Today, we’re breaking down, in plain English, how proof of work models, on blockchain networks, operate.
Opinions differ about cryptocurrency. Some think it’s the future of money; others are waiting to see how it plays out; and still others think it’s a speculative bubble akin to 1637’s Tulip Mania. But whatever the future holds for digital currency, there’s no denying that blockchain, crypto’s database backbone, is a powerful technology that’s here to stay. It’s the next digital plateau, and the time has come for folks to familiarize themselves with the technology.
How Proof of Work Cryptocurrency Blockchain Networks Operate
There are two main types of blockchain networks: the proof of work model and proof of stake model.
In proof of work models, “miners” are the decision engines, and anybody can become a miner. All you have to do is maintain servers that solve complex cryptographic puzzles that validate transactions. When enough miners validate something, the event is logged, and the next block is created.
In this environment, many miners need to “approve” a given transaction. The downside is that scalability can become a problem. Another potential issue with proof of work models is that it encourages mining pools, which centralizes efforts and can violate crypto’s fundamental ethos: decentralization.
Some of the earliest and most successful coins, like Bitcoin and Ethereum, currently operate on proof of work blockchain networks. However, ETH is testing out a proof of stake model called Casper.
Connect With an Arizona Cryptocurrency Lawyer
The Kelly Law Firm is one of the first law firms in Arizona to work in the blockchain and cryptocurrency space. Managing partner Aaron Kelly was an early adopter who’s worked with several blockchain startups and spoken at various industry events.

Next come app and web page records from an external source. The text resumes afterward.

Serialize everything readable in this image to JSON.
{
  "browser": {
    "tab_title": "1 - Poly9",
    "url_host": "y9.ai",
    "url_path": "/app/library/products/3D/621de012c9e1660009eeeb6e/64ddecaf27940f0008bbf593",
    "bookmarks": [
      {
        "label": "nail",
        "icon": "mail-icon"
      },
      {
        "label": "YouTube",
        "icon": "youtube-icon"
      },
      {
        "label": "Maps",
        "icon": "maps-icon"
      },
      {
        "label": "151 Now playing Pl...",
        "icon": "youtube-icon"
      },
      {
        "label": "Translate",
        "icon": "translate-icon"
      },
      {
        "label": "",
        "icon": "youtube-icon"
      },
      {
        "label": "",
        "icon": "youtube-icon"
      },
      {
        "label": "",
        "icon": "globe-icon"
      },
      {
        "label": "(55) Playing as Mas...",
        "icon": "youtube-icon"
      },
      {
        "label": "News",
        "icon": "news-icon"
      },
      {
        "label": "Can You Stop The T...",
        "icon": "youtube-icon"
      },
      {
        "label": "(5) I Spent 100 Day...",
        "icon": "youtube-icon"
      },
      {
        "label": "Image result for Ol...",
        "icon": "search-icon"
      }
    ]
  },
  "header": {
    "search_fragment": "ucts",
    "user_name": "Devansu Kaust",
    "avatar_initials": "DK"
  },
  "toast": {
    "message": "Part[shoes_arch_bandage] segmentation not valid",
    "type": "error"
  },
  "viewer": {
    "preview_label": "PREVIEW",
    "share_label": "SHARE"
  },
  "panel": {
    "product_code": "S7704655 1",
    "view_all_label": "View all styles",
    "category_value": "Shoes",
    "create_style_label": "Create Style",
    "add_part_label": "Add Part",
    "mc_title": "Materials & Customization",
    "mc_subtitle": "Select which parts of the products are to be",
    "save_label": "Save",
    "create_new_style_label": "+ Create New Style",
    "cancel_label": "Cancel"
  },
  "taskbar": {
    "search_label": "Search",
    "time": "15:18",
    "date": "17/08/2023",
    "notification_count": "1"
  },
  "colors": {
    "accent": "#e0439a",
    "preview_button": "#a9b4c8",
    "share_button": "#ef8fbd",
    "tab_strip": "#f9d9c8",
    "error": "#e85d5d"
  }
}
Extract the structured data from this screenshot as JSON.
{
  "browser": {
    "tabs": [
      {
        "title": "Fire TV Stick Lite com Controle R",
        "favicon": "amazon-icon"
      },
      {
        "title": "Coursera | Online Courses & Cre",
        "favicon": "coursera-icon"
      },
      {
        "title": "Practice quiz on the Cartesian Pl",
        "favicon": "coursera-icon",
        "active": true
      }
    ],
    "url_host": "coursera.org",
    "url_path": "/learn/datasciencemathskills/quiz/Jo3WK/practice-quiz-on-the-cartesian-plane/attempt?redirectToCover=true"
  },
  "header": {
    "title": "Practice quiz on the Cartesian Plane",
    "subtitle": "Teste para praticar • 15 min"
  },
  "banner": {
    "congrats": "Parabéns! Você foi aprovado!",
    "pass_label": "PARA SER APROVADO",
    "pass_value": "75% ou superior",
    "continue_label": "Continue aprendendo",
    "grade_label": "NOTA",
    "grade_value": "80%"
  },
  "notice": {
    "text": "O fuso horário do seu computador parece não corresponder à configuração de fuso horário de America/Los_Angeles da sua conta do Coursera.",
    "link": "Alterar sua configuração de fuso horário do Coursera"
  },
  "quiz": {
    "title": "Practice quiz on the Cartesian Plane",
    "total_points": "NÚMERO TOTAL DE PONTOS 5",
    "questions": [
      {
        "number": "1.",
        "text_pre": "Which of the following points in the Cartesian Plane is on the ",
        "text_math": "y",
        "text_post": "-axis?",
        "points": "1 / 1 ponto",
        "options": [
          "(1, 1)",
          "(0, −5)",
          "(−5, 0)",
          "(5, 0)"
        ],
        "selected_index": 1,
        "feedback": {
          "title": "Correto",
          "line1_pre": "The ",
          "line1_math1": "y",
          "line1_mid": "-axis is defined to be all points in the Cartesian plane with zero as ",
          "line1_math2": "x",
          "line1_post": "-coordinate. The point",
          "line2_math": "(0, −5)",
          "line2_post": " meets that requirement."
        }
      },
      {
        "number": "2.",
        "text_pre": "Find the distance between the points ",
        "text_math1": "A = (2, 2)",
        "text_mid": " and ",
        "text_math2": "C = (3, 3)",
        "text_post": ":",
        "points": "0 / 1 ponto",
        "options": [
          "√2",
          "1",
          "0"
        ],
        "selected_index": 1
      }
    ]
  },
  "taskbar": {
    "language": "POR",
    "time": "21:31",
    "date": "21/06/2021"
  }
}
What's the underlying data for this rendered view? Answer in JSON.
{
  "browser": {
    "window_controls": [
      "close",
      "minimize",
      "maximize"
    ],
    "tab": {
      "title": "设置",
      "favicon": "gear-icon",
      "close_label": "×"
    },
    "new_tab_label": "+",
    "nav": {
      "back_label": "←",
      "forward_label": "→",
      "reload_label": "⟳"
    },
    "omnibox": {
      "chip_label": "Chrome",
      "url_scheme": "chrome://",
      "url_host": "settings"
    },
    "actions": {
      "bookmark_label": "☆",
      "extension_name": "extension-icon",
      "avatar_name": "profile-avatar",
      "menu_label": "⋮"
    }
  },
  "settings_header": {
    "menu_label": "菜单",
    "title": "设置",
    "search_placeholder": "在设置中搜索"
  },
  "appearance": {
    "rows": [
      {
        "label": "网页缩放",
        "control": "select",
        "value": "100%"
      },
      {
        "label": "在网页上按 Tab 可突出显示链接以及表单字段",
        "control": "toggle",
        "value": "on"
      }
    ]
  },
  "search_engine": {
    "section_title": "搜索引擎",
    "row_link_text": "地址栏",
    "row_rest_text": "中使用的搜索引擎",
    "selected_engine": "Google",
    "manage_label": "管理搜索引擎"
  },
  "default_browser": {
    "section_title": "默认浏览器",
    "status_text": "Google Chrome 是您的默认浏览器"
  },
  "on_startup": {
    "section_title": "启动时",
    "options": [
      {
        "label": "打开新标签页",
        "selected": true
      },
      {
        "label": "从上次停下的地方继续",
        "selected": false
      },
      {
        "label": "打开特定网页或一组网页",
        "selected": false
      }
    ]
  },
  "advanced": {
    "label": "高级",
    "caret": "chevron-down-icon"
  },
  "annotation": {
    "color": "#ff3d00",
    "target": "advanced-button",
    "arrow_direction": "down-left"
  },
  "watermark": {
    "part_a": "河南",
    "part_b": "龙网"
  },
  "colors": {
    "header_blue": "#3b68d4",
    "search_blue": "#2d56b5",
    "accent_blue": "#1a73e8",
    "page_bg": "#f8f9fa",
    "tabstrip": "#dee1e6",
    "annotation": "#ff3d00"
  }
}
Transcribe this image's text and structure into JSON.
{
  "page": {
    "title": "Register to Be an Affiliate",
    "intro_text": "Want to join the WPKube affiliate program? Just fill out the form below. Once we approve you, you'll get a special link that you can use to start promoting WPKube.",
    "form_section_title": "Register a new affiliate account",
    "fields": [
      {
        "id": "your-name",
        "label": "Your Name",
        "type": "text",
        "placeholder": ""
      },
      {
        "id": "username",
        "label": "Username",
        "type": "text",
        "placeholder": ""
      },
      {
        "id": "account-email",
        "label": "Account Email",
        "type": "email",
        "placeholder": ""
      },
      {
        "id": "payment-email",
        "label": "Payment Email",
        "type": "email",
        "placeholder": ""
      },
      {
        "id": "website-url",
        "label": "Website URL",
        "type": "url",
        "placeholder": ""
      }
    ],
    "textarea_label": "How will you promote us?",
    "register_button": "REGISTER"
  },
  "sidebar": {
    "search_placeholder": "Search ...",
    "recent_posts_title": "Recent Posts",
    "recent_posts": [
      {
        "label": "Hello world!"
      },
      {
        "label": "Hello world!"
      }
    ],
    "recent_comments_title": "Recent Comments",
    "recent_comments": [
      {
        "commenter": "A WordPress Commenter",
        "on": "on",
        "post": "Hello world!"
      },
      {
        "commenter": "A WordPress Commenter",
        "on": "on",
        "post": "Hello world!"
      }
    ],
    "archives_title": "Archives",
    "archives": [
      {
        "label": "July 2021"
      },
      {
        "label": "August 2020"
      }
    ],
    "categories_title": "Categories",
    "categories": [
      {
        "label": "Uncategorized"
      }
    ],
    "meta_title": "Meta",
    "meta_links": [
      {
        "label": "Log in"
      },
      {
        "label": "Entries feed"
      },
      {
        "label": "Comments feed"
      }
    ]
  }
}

If you need to consult with an Arizona cryptocurrency lawyer about smart contracts, forming a blockchain business, crypto security issues, or registration matters, get in touch.